It’s a fun party! If you don’t know bhangra, a Punjab folk dance, expect to pick up the moves fairly easily. But don’t worry if you’re not comfortable learning new dances—you’ll most likely hear contemporary Western music at the reception too.
What type of food will be served?
Depending on whether you’re going for a North Indian or South Indian wedding, the food served would be quite different. However, you can rest assured that food will not be as spicy as you imagine Indian food to be. Simply expect to feast on a huge variety of dishes ranging from vegetarian to non-vegetarian, arranged in a splendid buffet style.
Also, when someone offers you food, never say no or turn it down. This is often considered rude. Instead, accept it graciously and have a taste of the glorious selection.
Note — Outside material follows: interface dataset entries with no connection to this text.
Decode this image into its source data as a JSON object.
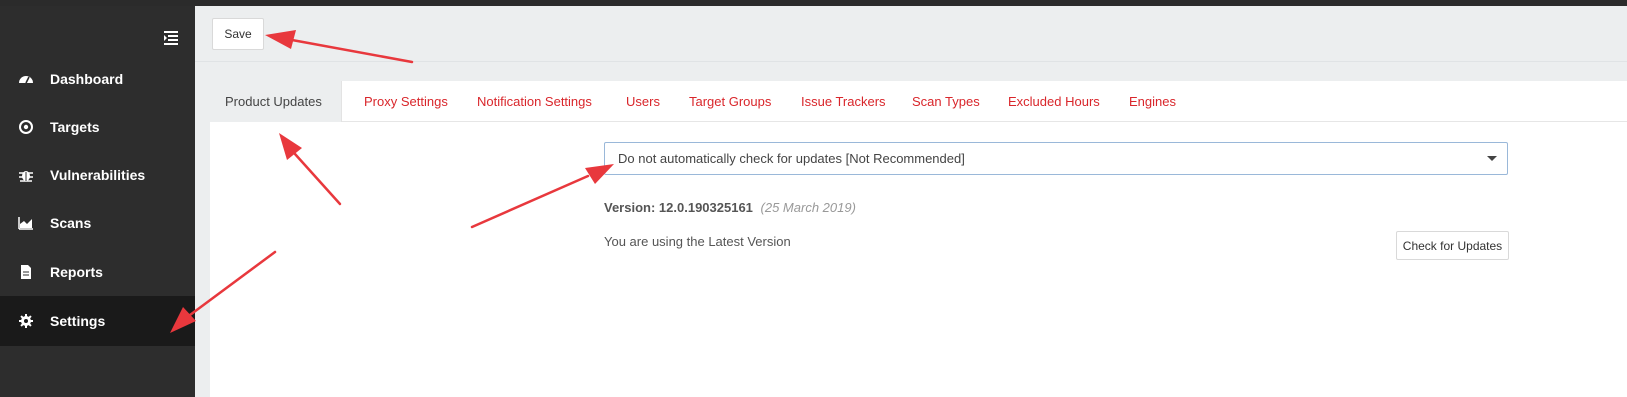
{
  "sidebar": {
    "items": [
      {
        "label": "Dashboard",
        "icon": "dashboard-icon"
      },
      {
        "label": "Targets",
        "icon": "target-icon"
      },
      {
        "label": "Vulnerabilities",
        "icon": "bug-icon"
      },
      {
        "label": "Scans",
        "icon": "area-chart-icon"
      },
      {
        "label": "Reports",
        "icon": "document-icon"
      },
      {
        "label": "Settings",
        "icon": "gear-icon"
      }
    ],
    "active": "Settings"
  },
  "toolbar": {
    "save_label": "Save"
  },
  "tabs": [
    {
      "label": "Product Updates"
    },
    {
      "label": "Proxy Settings"
    },
    {
      "label": "Notification Settings"
    },
    {
      "label": "Users"
    },
    {
      "label": "Target Groups"
    },
    {
      "label": "Issue Trackers"
    },
    {
      "label": "Scan Types"
    },
    {
      "label": "Excluded Hours"
    },
    {
      "label": "Engines"
    }
  ],
  "updates": {
    "selected_option": "Do not automatically check for updates [Not Recommended]",
    "version_label": "Version:",
    "version_number": "12.0.190325161",
    "version_date": "(25 March 2019)",
    "status": "You are using the Latest Version",
    "check_button": "Check for Updates"
  },
  "colors": {
    "accent": "#d9262b",
    "sidebar_bg": "#2d2d2d",
    "sidebar_active": "#1a1a1a",
    "annotation_arrow": "#e8383d"
  }
}
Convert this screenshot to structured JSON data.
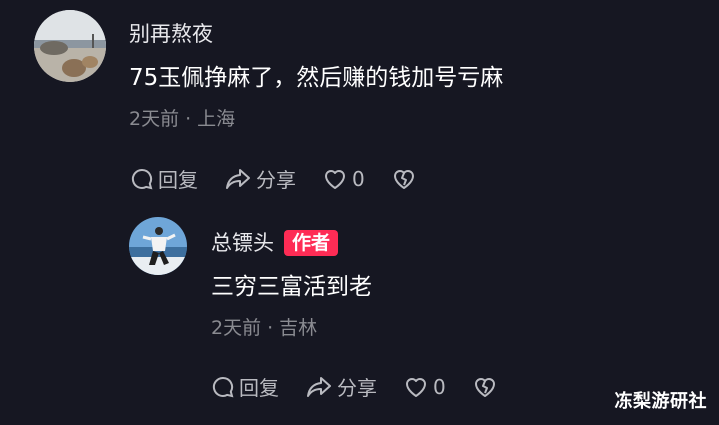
{
  "comments": [
    {
      "username": "别再熬夜",
      "content": "75玉佩挣麻了，然后赚的钱加号亏麻",
      "time": "2天前",
      "location": "上海",
      "reply_label": "回复",
      "share_label": "分享",
      "likes": "0"
    },
    {
      "username": "总镖头",
      "badge": "作者",
      "content": "三穷三富活到老",
      "time": "2天前",
      "location": "吉林",
      "reply_label": "回复",
      "share_label": "分享",
      "likes": "0"
    }
  ],
  "separator": "·",
  "watermark": "冻梨游研社",
  "icons": [
    "comment-bubble-icon",
    "share-arrow-icon",
    "heart-icon",
    "broken-heart-icon"
  ],
  "colors": {
    "background": "#161722",
    "badge": "#fe2c55",
    "meta": "#8a8b91"
  }
}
Do not be surprised if you don’t find any alcohol at the wedding―especially at the religious wedding ceremony. You’re likely to find alcohol served only during the reception dinner event or the sangeet party. However, some families may opt to keep the entire wedding alcohol-free.
Should I bring a gift?
Couples usually request that there be no boxed gifts at the wedding, so guests usually have gifts shipped to the couple’s home or bring an envelope with money.
“No box gifts” instructions are commonly found at the bottom of Indian wedding invitations, explains Shah. Though it may seem out of line with other concerns of propriety in an Indian wedding, the gift of choice, if a couple does want one, is usually money. But always make sure the amount ends in a one, advises Shah. “In our culture, the best of things end in one,” she expands. “So you’d never gift $100. You’d do $101.”
Unless otherwise specified by the couple, boxed gifts are not a custom at an Indian wedding. If you do prefer getting a gift, it’s better to send it across beforehand to the groom’s or bride’s home as there wouldn’t be any designated spot to place it while at the wedding. Alternatively, a red packet or monetary gift would suffice. While there isn’t really a “market rate” on what’s a good amount to give, you can gauge based on how much you would spend on a gift if you had bought one. Lastly, it’s considered auspicious to have the denomination end in 1, such as $21, $51, $101 etc.
At the end of the day, know that Indian weddings are a wonderfully colourful affair, filled with pomp, lots of dancing and an irresistible array of food at every event. So put on your most colourful outfits, your dancing shoes and come with an empty stomach and get ready to spend your week enjoying the celebrations!